Personalize support for educators by planning and modeling the effective use of technology to improve student learning
In the November 2020 post, Student Flourishing in the Virtual Classroom, I investigated “tips and tricks” educators might use to best effectively use technology to improve student learning in online learning environments. Suggestions include:
- Communicate often with students to promote a feeling of connectedness
- Create ample space for student voice
- Take care that a course set-up in a learning management system is intuitively laid out, action oriented, and adaptable to student needs
- Give timely feedback and highlight student strengths
- Create opportunities for synchronous activities when possible
- Be explicit about expected course outcomes
Additionally, in the post “Put me in, Coach:” A Brief Look at Best Practices for Instructional Coaching in Higher Education, “situated instructional coaching” was highlighted as an effective way to come alongside higher education instructors to improve their teaching practice. Situated instructional coaching has a qualified collaborator (i.e someone familiar with the subject/discipline/curriculum in question) working one-on-one with an instructor to change a course design over time, including class observations and feedback on real-time delivery, as well as creating opportunities for the instructors to reflect on the changes. Situated instructional coaching provides training specific to a particular discipline and occurs in the classroom in real time; instructors are not investing time to attend general training workshops, listen to talks, or read and interpret unfamiliar literature as additive activities on top of their already-full schedules, nor are they having to wonder how certain strategies will actually translate into their specific field of study. Situated instructional coaching is the epitome of personalized support.
Finally, in the March, 2022 post What if Professional Development Could Be…Fun!?, suggestions are made for engaging professional development activities which help educators use the technology they’re expected to integrate into their teaching.

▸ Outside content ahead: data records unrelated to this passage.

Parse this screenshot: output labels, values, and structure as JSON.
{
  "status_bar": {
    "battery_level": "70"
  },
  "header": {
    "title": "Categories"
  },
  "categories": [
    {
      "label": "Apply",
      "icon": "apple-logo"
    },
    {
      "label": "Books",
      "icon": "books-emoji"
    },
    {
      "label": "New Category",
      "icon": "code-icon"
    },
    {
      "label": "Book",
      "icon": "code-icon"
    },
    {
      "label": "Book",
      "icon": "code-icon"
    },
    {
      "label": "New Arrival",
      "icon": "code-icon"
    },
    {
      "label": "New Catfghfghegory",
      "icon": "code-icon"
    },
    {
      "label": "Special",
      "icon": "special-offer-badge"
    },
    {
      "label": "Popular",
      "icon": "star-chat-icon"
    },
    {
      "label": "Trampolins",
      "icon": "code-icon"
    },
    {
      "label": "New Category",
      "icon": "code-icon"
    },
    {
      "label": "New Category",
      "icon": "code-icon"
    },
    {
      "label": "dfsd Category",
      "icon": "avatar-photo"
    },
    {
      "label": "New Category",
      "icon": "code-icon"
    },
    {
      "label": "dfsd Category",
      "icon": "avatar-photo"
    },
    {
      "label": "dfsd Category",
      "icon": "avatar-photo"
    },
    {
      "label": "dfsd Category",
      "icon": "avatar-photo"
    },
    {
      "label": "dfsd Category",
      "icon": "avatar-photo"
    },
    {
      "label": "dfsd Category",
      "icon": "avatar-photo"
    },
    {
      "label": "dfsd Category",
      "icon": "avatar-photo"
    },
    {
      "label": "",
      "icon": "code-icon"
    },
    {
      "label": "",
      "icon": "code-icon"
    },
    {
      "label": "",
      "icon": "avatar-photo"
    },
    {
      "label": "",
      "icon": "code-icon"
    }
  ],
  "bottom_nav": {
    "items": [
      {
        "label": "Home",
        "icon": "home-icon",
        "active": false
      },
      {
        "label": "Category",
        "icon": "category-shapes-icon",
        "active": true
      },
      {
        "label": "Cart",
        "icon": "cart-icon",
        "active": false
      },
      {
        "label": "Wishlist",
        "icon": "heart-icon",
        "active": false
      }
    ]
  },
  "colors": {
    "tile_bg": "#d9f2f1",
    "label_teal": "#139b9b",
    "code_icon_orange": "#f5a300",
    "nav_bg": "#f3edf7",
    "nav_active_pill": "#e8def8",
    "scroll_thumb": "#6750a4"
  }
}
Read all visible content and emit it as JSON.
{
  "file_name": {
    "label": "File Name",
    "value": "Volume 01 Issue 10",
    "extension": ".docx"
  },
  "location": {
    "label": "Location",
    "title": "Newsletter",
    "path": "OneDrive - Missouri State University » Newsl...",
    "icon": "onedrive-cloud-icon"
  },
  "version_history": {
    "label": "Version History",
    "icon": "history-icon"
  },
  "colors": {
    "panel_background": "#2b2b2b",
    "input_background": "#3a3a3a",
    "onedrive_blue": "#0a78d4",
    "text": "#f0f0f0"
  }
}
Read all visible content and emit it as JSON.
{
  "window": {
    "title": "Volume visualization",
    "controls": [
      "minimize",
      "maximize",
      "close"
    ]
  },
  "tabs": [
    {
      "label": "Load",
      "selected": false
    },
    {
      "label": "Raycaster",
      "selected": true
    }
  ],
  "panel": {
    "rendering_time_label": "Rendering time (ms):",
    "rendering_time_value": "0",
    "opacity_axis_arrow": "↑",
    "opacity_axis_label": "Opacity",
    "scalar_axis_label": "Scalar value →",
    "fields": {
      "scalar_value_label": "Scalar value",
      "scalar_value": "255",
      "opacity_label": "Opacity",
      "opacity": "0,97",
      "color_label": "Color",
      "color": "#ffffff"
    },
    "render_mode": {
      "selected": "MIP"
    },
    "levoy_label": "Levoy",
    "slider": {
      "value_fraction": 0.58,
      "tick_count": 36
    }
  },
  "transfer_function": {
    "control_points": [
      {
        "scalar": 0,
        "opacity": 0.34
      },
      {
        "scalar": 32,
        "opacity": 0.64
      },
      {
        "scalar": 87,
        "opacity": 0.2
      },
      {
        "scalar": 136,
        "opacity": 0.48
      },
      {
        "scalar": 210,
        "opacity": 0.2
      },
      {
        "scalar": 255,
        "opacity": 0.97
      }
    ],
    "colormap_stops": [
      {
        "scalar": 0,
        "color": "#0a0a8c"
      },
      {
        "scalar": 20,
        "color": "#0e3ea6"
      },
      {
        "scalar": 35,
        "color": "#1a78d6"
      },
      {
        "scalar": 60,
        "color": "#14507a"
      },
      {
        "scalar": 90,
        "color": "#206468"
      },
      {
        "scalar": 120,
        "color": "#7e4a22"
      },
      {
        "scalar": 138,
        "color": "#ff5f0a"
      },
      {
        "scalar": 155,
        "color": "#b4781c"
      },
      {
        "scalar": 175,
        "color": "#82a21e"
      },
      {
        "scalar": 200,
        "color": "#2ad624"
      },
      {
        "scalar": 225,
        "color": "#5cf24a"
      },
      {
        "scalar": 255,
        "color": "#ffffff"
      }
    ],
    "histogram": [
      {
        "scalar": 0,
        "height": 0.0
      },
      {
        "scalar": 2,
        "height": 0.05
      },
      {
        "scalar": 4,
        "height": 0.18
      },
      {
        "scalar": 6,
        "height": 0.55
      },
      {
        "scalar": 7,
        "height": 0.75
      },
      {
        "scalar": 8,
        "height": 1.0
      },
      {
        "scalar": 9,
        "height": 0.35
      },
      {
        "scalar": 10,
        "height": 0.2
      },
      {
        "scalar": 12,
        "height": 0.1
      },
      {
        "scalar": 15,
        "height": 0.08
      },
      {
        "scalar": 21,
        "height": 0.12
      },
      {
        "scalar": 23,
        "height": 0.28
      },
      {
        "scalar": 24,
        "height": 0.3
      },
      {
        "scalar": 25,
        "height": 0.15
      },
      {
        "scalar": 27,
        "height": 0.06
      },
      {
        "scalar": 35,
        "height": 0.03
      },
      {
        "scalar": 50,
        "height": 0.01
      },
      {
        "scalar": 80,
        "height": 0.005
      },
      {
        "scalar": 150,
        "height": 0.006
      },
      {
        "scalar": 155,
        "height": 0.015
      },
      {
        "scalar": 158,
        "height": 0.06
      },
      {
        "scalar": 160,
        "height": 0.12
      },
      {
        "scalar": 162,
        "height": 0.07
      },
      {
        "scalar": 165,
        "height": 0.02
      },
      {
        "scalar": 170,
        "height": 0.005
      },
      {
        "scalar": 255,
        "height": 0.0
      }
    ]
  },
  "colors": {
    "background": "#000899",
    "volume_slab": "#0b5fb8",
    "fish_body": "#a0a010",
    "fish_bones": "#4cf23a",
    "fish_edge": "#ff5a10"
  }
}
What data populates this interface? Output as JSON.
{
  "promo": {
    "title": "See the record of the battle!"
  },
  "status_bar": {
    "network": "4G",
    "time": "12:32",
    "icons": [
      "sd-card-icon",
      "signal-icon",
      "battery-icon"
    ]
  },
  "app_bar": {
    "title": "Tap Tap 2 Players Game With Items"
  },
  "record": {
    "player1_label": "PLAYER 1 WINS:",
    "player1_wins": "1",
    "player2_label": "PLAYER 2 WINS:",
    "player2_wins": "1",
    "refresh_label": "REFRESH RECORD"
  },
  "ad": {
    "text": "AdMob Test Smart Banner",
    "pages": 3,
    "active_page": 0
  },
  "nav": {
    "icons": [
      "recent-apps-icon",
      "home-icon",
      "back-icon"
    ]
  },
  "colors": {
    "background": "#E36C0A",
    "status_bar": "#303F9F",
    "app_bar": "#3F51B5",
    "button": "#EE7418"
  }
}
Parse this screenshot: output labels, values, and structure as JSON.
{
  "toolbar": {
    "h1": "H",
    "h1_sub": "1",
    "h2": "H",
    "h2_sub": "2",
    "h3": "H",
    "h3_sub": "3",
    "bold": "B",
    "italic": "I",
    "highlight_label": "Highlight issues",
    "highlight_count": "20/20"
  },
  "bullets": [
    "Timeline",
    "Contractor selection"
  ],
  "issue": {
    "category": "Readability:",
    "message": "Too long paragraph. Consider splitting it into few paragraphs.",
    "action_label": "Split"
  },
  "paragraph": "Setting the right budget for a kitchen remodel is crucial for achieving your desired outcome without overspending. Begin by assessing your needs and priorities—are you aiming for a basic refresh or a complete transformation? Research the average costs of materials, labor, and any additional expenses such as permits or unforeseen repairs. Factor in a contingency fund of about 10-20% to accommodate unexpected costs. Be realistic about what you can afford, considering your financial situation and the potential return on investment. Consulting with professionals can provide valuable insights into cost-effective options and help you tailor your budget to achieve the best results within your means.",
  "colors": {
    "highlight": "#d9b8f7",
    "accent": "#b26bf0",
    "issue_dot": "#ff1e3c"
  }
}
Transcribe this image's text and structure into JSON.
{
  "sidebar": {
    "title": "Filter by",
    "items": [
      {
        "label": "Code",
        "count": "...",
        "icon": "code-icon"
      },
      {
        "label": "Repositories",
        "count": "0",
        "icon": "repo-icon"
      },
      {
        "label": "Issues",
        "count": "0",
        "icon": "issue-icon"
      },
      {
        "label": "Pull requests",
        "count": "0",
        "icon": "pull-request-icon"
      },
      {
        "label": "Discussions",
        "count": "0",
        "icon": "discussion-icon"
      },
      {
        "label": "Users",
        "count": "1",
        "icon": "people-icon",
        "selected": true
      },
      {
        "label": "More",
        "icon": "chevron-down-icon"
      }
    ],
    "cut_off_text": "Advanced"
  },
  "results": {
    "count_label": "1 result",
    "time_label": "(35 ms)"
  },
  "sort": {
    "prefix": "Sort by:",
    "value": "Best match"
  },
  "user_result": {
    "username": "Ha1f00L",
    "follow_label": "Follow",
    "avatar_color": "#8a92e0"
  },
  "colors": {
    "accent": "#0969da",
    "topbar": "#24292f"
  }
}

Technology can be modeled (and then used) in collaborative, enjoyable programming like scavenger hunts, games, and icebreakers, or perhaps in a more “laboratory” type environment like an EdCamp.